## What you need to do:
Search the material for the string "Sniper" and copy each line where it occurs.

■ ■ ■ ■

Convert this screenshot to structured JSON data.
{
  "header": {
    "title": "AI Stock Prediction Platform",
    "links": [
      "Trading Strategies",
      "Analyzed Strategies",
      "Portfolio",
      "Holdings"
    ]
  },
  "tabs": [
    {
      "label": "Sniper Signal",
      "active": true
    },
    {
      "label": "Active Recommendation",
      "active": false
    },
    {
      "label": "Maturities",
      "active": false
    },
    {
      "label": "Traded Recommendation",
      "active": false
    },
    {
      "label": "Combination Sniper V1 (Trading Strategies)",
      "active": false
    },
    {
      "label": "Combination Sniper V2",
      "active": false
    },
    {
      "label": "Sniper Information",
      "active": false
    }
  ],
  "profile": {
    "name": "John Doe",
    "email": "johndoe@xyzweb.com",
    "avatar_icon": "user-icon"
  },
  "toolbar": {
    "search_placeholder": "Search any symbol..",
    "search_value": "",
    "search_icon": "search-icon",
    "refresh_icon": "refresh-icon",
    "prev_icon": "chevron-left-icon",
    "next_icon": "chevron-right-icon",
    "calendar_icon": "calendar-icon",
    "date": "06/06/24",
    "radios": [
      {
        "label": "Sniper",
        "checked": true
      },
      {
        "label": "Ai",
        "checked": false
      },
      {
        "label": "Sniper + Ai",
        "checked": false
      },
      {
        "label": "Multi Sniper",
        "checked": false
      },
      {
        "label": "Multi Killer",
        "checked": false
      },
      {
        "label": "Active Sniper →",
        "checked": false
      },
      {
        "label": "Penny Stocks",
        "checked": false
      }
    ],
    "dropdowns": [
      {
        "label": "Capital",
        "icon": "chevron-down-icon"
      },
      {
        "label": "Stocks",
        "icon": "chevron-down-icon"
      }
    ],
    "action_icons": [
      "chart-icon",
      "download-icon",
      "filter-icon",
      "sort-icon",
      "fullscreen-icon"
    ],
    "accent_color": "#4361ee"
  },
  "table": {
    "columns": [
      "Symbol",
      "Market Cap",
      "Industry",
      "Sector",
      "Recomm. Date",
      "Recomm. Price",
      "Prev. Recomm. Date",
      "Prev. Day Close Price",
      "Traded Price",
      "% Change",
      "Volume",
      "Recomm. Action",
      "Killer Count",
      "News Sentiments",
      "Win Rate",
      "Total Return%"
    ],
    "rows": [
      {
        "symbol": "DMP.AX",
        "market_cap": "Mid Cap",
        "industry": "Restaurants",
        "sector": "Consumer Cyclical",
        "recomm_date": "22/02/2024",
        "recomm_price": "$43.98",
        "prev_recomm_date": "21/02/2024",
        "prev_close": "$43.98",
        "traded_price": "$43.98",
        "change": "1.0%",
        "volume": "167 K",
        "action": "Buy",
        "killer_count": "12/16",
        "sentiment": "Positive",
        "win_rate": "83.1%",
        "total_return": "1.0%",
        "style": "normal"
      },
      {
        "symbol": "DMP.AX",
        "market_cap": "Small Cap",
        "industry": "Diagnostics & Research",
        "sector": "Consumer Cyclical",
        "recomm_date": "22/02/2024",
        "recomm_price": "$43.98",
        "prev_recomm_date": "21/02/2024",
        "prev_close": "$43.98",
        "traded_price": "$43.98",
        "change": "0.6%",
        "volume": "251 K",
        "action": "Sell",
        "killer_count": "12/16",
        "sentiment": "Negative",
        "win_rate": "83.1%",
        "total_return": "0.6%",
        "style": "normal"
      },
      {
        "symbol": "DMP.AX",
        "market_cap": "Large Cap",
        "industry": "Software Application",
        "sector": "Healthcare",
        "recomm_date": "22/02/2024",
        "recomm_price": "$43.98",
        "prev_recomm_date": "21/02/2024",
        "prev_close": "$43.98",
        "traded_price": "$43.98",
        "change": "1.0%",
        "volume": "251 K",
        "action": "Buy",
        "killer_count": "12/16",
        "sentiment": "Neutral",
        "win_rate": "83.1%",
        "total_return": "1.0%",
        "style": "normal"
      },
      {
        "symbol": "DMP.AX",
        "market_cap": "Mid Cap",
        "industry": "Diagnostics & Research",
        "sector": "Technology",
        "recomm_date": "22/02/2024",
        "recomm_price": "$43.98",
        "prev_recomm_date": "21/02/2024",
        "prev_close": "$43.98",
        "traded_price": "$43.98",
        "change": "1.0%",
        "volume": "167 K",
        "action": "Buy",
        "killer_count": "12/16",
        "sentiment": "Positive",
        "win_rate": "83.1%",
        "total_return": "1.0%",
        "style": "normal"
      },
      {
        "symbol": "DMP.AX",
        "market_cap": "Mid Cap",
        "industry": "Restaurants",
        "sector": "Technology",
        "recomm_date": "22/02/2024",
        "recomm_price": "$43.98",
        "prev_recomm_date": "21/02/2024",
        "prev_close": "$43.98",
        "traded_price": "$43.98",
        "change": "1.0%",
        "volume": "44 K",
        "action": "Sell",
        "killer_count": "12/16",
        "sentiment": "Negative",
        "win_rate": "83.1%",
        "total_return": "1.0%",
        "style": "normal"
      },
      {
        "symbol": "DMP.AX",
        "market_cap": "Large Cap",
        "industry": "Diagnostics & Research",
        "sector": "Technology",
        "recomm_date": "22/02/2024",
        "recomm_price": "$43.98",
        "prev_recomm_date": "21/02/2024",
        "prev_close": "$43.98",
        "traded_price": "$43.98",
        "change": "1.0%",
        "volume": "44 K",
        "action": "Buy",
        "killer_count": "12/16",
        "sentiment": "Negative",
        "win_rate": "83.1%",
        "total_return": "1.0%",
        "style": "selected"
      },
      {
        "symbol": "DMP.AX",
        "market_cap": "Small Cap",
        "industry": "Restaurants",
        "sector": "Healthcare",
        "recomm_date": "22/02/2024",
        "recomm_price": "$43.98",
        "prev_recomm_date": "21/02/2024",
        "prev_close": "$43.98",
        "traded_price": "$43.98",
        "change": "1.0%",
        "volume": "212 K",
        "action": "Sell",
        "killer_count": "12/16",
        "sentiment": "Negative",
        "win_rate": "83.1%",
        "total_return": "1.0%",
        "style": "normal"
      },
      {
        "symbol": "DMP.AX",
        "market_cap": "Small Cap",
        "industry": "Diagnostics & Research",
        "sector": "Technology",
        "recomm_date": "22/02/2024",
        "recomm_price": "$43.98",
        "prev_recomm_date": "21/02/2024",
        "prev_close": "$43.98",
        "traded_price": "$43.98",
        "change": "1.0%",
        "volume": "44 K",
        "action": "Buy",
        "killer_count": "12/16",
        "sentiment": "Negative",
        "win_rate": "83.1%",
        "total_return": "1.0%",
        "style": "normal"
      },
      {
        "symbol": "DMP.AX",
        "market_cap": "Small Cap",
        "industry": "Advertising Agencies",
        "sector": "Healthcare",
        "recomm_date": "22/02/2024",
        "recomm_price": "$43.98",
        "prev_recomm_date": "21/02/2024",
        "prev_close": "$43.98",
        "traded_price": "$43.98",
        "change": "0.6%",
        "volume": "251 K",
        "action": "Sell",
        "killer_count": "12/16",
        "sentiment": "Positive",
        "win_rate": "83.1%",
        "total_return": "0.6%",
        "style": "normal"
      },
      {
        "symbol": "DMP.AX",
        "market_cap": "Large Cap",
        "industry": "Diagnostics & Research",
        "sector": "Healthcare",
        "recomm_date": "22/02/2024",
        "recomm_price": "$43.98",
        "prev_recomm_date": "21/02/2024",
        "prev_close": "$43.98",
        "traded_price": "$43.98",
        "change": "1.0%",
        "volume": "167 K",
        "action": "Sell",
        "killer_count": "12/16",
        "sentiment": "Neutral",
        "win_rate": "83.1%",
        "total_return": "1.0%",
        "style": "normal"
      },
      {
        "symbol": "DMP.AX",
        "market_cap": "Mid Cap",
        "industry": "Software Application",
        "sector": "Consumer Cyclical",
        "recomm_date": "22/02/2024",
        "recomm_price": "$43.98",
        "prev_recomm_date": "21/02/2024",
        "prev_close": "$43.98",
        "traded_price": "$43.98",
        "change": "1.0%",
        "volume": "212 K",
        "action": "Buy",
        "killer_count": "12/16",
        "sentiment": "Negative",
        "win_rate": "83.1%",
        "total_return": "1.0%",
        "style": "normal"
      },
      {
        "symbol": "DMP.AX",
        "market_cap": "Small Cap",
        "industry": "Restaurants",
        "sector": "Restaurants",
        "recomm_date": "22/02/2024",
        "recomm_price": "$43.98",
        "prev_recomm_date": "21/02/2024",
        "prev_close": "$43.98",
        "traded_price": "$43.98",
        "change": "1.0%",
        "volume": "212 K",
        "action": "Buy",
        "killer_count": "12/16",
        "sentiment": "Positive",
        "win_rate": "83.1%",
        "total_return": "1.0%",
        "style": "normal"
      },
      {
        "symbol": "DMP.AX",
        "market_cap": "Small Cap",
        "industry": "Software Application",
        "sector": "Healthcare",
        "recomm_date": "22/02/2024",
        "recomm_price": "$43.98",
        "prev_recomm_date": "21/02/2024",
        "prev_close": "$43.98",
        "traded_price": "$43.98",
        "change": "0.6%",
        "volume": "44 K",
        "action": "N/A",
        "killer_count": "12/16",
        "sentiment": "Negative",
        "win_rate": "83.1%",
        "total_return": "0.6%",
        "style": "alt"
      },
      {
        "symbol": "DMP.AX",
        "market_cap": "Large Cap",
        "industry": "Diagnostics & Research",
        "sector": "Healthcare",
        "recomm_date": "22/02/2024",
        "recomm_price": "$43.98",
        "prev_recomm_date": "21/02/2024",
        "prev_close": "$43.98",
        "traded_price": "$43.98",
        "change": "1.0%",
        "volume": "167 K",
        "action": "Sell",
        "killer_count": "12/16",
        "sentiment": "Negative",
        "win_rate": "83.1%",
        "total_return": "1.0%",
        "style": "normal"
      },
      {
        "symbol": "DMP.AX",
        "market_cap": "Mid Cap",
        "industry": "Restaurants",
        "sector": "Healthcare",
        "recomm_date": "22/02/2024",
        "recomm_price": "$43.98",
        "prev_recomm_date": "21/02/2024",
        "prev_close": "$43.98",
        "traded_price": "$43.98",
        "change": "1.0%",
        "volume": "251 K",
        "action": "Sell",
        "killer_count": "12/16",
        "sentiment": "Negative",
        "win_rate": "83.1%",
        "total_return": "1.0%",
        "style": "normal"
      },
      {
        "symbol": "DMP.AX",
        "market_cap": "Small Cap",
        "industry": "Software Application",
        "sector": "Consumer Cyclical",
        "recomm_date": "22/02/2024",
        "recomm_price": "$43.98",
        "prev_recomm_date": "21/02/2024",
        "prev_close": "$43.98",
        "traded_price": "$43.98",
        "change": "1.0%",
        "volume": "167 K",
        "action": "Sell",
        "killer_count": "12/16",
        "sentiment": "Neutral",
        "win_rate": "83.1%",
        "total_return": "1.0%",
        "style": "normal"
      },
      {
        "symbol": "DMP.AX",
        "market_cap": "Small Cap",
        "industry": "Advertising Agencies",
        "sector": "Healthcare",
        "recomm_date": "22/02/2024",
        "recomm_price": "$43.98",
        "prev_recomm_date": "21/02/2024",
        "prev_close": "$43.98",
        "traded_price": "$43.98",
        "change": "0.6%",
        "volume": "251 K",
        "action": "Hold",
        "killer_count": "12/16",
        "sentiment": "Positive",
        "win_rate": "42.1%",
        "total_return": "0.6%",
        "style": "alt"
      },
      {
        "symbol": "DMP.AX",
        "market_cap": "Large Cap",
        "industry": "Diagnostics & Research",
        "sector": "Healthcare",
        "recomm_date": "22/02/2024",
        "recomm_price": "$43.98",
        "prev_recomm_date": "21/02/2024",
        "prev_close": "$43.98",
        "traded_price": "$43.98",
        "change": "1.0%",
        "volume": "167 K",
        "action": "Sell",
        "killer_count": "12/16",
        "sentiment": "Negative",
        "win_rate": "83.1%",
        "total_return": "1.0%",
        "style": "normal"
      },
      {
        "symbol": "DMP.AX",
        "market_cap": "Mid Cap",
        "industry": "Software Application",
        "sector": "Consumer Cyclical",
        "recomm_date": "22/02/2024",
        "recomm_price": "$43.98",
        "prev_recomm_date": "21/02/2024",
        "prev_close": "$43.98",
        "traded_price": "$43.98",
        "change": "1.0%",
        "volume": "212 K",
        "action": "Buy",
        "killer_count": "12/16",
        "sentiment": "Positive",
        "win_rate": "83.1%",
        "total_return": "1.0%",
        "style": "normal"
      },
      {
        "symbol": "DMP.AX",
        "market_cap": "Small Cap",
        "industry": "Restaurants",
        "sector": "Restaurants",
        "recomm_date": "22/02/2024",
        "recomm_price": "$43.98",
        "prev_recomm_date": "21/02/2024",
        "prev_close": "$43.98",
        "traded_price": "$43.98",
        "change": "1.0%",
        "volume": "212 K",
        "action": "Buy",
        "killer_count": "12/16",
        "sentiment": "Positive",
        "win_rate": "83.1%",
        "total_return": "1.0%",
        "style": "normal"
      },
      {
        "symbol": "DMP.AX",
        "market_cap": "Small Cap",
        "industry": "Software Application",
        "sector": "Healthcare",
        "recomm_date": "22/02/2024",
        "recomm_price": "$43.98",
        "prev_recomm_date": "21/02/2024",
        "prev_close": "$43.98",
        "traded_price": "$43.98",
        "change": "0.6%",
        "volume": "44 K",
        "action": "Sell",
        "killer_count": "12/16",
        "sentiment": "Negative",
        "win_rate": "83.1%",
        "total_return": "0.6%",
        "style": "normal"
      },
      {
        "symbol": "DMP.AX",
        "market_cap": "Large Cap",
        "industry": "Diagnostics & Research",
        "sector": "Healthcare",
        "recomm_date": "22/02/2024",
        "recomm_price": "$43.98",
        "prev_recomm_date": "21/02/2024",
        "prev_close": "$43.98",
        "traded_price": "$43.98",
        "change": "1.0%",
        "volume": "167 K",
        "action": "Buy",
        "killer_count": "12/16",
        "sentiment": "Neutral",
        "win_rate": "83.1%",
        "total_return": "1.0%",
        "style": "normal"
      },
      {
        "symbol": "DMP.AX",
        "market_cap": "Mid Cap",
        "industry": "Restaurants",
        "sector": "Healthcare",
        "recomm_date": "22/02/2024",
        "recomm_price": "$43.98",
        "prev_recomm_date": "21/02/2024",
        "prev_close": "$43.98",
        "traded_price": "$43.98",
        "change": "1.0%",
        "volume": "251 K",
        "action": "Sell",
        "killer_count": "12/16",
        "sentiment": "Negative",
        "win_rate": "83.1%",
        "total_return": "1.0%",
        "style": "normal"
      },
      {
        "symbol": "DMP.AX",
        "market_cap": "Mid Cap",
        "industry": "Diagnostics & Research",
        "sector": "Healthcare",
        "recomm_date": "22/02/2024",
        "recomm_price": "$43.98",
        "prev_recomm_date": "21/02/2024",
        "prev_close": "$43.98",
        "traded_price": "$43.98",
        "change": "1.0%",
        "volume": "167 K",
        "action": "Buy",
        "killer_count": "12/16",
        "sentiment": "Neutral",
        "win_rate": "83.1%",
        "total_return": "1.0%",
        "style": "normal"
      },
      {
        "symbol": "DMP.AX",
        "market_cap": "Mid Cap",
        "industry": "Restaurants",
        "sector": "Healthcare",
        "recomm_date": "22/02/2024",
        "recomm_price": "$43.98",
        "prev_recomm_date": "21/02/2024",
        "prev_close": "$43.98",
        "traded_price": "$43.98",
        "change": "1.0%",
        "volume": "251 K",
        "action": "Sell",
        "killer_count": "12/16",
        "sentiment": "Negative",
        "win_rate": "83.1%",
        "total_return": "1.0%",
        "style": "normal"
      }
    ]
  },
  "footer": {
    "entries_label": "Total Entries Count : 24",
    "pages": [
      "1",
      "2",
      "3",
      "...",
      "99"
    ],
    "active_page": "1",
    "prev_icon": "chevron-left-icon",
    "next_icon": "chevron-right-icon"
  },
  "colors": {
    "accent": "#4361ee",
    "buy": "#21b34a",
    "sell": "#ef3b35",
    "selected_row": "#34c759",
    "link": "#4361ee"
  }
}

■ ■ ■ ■

## Solution below:
      "label": "Sniper Signal",
      "label": "Combination Sniper V1 (Trading Strategies)",
      "label": "Combination Sniper V2",
      "label": "Sniper Information",
        "label": "Sniper",
        "label": "Sniper + Ai",
        "label": "Multi Sniper",
        "label": "Active Sniper →",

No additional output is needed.